======== Material for the task ========

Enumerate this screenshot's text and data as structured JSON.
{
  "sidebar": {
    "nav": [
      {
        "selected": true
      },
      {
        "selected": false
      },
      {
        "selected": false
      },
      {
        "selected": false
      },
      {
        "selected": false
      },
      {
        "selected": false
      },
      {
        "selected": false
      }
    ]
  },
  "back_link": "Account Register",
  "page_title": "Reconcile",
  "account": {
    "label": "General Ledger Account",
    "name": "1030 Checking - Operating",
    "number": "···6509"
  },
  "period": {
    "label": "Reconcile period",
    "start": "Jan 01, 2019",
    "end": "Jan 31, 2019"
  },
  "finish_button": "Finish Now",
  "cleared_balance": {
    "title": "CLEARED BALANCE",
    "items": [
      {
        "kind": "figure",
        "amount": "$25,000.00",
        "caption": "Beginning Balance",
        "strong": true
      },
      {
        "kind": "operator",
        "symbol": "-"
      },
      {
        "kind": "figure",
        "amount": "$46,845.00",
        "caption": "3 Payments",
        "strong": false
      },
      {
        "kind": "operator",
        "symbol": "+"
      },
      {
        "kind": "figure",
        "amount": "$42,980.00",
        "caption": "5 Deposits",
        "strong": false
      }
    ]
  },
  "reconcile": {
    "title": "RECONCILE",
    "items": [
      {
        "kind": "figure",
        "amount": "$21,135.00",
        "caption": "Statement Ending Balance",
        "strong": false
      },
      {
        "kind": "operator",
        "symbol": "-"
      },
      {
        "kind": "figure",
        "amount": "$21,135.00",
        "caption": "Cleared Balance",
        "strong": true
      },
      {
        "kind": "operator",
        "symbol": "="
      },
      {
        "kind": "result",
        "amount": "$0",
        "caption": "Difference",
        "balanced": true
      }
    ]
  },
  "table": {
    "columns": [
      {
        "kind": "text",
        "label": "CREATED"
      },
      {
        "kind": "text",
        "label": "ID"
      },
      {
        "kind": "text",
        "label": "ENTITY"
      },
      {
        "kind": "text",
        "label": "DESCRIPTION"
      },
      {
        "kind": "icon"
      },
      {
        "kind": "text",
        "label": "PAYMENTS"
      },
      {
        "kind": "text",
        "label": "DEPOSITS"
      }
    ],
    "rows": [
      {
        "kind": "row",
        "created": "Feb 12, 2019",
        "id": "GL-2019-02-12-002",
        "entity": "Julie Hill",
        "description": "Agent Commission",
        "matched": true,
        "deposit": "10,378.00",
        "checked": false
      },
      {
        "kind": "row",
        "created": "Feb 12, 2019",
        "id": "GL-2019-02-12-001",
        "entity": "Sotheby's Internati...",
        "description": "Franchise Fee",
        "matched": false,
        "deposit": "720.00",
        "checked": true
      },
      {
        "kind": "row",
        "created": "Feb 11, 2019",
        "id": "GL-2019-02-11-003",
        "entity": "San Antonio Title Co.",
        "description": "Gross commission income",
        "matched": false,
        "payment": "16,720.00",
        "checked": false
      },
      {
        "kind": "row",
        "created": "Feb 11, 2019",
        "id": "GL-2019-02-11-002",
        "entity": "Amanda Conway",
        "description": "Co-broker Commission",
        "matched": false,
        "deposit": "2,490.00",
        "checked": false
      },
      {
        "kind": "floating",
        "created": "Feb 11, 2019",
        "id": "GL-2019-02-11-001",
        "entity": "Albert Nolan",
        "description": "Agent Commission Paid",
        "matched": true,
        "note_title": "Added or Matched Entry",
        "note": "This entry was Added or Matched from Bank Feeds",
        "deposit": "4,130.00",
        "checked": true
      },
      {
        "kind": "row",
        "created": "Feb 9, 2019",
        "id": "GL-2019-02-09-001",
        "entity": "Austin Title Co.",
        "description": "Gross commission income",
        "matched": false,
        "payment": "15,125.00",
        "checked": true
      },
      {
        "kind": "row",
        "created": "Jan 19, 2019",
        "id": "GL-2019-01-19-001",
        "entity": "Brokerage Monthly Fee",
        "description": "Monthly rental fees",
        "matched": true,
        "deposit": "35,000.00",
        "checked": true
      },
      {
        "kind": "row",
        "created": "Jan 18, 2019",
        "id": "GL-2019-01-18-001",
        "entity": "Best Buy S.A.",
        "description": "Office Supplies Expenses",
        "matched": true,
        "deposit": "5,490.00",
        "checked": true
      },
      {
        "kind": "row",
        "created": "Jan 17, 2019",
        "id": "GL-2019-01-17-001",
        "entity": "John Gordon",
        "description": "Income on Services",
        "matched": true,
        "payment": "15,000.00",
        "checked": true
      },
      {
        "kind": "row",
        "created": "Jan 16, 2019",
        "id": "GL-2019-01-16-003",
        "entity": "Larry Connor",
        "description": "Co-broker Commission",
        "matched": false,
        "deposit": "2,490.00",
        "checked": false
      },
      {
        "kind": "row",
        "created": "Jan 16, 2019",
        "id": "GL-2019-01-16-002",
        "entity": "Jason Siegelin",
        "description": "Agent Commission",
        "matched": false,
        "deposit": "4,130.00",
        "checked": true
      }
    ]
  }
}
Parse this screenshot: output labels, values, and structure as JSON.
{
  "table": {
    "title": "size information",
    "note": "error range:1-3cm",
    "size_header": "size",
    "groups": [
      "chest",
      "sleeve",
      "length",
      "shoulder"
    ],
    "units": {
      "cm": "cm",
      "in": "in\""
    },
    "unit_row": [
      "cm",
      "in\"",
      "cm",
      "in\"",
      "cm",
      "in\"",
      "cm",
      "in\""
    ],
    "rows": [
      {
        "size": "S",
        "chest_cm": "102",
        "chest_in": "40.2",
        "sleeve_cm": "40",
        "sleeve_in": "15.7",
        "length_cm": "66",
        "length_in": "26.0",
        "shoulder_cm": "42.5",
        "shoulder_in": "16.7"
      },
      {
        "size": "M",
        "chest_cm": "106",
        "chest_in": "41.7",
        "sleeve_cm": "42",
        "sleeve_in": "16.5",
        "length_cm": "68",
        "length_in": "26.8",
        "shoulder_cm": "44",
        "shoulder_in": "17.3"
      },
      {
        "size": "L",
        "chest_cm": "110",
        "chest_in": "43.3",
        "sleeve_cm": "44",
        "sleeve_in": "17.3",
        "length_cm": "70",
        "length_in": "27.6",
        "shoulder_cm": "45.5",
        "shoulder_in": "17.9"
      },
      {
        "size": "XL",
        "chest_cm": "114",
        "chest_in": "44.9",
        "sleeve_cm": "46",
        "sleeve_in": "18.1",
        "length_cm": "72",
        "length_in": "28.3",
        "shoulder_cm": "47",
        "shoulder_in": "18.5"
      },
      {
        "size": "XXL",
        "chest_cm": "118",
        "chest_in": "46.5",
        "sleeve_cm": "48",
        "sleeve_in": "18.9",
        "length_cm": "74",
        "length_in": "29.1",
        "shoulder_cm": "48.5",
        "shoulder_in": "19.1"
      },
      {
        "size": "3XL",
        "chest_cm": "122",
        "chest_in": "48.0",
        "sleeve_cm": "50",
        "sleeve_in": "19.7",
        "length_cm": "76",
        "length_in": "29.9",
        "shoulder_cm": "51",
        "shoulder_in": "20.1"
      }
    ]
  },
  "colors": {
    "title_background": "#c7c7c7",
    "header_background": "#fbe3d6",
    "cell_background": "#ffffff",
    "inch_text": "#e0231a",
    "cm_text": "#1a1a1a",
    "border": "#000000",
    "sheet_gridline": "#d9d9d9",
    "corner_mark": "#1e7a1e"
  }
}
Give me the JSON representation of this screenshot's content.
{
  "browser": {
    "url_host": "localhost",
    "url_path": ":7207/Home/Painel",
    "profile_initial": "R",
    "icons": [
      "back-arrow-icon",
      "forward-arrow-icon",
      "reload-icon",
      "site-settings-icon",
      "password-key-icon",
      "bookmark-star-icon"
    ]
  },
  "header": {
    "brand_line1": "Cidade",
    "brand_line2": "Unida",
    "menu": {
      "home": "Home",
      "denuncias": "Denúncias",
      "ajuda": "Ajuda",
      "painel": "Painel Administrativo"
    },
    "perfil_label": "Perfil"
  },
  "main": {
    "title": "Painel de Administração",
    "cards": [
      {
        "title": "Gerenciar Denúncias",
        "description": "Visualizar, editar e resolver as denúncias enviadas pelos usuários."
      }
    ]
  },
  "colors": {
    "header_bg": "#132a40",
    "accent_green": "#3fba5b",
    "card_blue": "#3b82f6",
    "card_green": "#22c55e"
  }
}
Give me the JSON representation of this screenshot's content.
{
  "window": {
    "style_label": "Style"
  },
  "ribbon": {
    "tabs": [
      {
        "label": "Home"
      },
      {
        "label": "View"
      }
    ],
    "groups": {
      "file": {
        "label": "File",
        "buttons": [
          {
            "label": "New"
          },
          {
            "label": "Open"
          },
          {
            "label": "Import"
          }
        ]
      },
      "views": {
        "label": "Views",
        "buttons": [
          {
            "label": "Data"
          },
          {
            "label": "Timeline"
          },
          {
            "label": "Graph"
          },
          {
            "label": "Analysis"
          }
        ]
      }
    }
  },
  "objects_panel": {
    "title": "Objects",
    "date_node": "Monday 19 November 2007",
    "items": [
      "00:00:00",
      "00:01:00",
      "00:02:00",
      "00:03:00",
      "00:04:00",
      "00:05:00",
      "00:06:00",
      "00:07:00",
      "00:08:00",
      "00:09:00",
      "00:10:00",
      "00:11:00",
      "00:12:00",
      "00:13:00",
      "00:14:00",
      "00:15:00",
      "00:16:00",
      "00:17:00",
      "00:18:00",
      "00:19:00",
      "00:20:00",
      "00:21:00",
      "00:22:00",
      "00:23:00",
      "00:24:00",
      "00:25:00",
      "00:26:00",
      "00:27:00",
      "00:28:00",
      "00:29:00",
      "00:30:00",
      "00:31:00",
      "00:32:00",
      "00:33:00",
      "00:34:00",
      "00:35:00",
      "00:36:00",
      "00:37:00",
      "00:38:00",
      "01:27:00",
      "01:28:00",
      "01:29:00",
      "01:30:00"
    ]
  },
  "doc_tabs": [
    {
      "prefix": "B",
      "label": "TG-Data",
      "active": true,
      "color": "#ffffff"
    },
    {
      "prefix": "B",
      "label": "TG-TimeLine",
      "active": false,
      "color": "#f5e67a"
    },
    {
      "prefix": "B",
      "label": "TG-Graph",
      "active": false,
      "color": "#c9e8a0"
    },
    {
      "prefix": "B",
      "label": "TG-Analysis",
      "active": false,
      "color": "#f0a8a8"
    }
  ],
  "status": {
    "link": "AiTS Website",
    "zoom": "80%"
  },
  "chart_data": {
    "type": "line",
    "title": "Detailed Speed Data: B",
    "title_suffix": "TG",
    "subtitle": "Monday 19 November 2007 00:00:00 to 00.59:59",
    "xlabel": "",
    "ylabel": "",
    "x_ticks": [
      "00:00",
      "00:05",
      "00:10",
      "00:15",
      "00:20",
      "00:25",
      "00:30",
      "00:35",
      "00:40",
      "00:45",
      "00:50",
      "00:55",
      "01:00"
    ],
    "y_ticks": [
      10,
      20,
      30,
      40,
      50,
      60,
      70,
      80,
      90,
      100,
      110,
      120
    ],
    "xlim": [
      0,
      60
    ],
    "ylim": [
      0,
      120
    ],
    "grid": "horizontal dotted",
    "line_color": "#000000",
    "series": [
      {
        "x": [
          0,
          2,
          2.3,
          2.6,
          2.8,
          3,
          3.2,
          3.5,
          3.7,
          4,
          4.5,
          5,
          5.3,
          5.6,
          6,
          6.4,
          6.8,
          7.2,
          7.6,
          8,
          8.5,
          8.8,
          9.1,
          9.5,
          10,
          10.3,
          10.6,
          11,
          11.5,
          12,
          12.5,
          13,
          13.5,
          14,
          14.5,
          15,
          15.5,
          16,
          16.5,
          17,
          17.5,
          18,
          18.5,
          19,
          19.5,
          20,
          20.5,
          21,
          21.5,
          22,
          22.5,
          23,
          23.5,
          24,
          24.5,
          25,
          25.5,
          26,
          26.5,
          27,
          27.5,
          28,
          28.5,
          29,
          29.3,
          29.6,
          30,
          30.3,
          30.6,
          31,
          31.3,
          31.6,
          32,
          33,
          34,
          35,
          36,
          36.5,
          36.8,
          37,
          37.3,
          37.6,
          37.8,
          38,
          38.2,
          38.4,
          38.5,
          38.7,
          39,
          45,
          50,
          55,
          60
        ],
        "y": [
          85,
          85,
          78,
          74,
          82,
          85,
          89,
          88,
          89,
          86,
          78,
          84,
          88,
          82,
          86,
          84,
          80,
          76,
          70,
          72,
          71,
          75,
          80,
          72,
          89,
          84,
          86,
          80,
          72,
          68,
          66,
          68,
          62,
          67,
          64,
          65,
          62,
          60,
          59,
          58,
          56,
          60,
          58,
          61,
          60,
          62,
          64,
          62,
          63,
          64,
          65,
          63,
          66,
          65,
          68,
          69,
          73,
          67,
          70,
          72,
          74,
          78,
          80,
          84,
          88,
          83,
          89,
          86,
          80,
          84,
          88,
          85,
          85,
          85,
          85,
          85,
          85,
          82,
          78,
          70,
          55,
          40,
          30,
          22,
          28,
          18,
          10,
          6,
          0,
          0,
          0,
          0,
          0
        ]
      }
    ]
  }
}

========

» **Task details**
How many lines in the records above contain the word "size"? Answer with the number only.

» **Answer space**
8